[Records contained in a dataset]

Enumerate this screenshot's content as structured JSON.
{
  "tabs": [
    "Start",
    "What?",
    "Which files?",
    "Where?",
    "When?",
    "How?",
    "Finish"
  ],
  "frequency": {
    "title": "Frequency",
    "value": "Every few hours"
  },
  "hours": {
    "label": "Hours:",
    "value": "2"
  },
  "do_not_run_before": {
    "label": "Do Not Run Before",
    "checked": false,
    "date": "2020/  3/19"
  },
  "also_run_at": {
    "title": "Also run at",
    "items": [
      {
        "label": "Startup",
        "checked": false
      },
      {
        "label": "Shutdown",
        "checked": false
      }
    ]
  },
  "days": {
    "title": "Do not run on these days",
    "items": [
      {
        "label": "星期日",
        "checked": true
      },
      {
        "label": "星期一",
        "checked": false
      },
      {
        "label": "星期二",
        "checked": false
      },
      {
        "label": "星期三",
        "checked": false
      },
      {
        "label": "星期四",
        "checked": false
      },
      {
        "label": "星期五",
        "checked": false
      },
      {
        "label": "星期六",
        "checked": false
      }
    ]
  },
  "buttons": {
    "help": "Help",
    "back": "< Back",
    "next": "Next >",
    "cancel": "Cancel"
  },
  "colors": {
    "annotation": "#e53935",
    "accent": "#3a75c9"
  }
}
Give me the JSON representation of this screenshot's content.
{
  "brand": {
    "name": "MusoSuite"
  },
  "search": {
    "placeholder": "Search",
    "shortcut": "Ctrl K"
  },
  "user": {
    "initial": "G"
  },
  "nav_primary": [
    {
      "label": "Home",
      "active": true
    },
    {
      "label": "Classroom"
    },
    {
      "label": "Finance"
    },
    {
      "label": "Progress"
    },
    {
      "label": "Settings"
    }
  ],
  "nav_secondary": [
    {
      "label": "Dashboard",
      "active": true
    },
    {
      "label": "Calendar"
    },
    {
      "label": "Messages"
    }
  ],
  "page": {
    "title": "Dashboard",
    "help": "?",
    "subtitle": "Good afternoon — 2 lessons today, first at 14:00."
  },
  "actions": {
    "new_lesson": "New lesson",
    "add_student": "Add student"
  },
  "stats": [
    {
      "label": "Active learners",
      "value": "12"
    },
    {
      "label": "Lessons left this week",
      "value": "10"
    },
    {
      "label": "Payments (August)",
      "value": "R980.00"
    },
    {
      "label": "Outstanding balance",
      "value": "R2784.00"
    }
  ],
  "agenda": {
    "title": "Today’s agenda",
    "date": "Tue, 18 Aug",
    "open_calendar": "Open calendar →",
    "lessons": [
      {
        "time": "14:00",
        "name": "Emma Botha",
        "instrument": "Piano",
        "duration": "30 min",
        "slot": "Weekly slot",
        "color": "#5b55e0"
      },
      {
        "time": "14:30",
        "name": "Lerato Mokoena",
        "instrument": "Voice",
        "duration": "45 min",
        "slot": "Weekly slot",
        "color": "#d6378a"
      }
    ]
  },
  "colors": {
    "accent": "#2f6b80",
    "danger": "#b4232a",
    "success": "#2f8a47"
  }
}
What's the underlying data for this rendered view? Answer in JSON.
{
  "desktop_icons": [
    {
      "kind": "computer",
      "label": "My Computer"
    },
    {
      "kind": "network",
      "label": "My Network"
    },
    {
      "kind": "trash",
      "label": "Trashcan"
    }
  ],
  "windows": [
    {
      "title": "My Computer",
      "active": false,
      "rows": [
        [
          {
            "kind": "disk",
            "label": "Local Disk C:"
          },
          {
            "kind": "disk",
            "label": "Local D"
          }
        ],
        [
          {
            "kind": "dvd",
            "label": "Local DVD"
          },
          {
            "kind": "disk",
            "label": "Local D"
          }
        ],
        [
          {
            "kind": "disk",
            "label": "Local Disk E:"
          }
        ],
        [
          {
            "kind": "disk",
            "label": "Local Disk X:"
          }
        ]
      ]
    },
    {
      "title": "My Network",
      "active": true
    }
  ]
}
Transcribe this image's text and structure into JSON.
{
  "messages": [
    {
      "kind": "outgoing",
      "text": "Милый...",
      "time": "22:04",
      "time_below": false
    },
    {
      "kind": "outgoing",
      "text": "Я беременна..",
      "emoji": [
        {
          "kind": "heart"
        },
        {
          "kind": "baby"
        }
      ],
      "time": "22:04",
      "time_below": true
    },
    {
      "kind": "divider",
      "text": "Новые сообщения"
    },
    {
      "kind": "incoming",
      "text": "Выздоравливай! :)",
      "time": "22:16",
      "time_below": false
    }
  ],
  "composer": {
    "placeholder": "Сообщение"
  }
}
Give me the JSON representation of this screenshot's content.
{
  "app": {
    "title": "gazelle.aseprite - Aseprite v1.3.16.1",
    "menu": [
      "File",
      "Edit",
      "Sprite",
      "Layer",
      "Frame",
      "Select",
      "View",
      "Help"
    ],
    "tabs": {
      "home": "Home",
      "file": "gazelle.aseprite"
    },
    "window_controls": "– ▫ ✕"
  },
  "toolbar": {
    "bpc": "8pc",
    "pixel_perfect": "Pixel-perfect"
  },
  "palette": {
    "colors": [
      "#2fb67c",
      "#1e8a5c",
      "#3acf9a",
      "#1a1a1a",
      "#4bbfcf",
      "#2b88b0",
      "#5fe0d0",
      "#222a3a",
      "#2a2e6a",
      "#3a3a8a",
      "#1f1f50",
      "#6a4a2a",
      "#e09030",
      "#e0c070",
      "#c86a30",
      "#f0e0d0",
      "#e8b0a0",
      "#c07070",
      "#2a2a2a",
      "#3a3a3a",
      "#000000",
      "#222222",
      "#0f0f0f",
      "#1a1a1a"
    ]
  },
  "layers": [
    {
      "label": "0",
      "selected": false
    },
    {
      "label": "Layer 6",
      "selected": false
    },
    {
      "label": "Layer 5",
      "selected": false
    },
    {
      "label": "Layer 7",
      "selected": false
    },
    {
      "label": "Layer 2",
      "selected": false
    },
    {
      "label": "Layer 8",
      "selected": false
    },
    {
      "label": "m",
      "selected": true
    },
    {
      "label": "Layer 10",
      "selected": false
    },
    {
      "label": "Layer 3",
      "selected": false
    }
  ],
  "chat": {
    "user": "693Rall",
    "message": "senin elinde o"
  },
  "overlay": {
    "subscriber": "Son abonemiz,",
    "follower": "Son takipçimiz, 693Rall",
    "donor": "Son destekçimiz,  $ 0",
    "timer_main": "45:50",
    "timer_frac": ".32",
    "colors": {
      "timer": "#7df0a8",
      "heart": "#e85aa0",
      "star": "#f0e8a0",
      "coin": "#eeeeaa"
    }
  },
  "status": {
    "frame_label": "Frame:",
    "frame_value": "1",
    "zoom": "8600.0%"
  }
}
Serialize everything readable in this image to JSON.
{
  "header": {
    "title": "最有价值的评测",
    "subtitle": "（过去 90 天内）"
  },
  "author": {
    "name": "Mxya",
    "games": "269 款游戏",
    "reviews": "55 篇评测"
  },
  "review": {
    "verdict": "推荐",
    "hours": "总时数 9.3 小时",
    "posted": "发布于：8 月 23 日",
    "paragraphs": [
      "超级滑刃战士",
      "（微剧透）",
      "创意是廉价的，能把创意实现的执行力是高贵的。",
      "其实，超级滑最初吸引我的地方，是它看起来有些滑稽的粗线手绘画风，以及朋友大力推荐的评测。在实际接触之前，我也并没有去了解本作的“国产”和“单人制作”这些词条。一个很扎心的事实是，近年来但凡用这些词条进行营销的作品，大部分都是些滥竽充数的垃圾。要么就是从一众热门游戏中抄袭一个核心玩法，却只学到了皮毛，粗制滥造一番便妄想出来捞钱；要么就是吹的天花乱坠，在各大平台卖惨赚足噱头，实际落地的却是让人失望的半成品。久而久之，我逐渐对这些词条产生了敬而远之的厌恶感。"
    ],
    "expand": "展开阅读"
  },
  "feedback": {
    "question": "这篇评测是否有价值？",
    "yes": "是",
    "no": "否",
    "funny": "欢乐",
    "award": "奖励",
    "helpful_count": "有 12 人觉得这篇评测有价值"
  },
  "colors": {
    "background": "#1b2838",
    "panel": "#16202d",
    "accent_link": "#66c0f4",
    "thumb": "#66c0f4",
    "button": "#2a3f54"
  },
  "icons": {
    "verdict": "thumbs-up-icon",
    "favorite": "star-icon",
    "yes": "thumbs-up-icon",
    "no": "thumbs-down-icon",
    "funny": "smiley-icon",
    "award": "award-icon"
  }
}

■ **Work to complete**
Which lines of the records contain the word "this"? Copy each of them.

■ **Output**
Enumerate this screenshot's content as structured JSON.
Give me the JSON representation of this screenshot's content.
      "label": "Lessons left this week",
What's the underlying data for this rendered view? Answer in JSON.
Transcribe this image's text and structure into JSON.
Give me the JSON representation of this screenshot's content.
Serialize everything readable in this image to JSON.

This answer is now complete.